-- Excerpts from an interface dataset --

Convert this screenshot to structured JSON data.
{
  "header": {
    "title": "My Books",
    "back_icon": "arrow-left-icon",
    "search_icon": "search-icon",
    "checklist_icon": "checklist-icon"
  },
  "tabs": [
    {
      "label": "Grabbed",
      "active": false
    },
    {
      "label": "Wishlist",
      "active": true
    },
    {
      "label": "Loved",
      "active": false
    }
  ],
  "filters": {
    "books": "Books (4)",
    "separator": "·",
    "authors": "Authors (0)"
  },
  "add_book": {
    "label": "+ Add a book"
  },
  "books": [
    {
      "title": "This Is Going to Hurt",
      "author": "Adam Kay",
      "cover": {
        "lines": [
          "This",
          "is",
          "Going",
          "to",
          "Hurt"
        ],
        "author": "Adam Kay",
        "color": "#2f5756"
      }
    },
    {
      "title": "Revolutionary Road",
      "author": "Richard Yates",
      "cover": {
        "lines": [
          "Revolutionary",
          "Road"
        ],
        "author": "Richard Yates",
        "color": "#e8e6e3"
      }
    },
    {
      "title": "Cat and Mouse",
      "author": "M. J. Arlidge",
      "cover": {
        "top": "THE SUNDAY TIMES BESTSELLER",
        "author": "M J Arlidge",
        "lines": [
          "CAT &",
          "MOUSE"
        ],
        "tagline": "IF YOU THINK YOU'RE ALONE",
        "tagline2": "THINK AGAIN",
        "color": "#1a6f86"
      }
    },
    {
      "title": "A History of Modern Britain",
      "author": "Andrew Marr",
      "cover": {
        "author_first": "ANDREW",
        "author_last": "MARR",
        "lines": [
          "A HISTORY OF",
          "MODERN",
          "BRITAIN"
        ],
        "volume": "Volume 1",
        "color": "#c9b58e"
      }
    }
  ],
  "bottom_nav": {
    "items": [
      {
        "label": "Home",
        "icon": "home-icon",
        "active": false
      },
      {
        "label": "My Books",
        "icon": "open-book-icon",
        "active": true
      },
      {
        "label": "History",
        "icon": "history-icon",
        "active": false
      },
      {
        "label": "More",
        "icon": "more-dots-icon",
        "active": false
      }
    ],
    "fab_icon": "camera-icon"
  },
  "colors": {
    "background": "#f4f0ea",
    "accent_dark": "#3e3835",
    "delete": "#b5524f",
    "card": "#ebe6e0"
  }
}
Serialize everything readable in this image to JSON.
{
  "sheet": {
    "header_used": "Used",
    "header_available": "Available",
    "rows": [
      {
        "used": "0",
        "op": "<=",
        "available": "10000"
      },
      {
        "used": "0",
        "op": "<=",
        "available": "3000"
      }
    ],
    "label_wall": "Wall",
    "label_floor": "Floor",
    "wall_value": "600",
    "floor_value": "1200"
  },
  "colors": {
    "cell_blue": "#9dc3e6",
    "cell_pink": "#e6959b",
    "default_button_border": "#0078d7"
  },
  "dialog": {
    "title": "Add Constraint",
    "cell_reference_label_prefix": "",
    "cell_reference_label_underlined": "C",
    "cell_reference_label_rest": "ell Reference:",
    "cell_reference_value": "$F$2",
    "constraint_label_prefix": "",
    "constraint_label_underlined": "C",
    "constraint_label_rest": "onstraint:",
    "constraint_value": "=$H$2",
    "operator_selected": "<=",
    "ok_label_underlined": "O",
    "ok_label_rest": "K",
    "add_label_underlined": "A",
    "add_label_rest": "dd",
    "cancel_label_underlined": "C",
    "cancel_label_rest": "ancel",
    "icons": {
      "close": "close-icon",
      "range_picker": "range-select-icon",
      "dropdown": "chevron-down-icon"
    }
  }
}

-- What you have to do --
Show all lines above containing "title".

-- Task solution --
    "title": "My Books",
      "title": "This Is Going to Hurt",
      "title": "Revolutionary Road",
      "title": "Cat and Mouse",
      "title": "A History of Modern Britain",
    "title": "Add Constraint",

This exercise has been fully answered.